--- Input data ---
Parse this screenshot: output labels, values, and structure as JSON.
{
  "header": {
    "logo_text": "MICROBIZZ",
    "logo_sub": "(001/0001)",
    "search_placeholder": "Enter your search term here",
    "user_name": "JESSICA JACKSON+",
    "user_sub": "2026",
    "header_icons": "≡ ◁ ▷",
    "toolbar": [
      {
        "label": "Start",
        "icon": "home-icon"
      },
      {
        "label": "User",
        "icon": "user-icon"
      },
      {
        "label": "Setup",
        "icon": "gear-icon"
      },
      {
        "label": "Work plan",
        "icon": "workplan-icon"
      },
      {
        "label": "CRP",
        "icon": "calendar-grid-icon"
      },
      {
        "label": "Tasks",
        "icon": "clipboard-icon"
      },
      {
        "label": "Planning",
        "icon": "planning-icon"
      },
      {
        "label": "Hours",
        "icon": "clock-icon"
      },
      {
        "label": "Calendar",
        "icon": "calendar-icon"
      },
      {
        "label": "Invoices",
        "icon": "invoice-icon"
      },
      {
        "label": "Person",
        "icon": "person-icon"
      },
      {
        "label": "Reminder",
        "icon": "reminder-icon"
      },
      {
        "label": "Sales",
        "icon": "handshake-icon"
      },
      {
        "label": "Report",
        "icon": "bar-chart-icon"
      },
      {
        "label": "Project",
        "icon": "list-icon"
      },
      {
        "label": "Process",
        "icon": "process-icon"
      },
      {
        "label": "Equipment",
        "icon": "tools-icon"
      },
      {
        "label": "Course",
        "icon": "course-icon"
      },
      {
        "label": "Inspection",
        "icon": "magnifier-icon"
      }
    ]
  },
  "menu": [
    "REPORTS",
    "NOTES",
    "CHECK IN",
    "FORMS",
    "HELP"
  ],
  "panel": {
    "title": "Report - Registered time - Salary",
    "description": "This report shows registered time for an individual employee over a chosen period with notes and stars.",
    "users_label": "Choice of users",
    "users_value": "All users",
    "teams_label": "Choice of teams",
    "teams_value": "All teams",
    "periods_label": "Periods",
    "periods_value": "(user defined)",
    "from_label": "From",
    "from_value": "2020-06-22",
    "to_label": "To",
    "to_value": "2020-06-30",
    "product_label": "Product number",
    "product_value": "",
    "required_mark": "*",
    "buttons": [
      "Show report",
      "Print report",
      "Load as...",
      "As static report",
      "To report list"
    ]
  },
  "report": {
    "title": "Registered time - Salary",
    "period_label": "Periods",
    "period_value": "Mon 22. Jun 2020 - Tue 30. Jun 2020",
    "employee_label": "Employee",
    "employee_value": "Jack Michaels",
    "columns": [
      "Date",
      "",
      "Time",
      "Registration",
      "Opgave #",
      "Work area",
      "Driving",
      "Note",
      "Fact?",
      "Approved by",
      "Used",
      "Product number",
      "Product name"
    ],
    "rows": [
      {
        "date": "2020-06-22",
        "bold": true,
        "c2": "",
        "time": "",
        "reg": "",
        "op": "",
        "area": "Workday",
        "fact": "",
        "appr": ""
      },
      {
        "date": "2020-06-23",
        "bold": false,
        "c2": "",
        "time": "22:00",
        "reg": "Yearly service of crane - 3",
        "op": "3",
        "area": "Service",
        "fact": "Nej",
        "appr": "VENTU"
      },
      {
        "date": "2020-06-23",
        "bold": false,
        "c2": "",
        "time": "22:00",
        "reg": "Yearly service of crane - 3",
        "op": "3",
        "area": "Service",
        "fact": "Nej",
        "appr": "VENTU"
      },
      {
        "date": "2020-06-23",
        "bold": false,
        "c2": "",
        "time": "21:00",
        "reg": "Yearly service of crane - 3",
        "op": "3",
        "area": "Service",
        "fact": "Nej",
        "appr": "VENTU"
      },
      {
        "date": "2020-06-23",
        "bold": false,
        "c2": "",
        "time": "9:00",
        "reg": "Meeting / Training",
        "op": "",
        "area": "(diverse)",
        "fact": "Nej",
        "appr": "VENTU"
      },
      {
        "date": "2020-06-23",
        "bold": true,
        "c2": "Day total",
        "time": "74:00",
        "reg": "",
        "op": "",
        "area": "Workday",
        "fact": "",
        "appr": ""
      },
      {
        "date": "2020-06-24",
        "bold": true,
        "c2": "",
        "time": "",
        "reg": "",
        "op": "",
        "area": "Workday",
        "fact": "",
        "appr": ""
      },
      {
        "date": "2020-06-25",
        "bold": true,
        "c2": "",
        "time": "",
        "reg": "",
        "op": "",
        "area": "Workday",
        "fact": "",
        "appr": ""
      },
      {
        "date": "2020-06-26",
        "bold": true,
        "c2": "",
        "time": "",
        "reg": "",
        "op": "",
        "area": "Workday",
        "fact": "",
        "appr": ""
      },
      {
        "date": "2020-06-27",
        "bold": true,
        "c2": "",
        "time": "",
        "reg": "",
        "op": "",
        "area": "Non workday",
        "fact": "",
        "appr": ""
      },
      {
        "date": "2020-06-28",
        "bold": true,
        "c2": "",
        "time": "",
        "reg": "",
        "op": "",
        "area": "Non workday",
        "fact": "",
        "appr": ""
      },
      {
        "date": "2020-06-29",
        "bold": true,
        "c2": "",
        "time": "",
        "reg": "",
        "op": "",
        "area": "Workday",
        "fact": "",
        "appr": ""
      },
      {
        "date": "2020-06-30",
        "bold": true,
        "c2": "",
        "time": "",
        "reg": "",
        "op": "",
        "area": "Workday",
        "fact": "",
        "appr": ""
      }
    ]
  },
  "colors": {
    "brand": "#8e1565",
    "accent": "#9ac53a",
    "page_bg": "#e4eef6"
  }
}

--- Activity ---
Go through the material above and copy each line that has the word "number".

--- Task result ---
    "product_label": "Product number",
      "Product number",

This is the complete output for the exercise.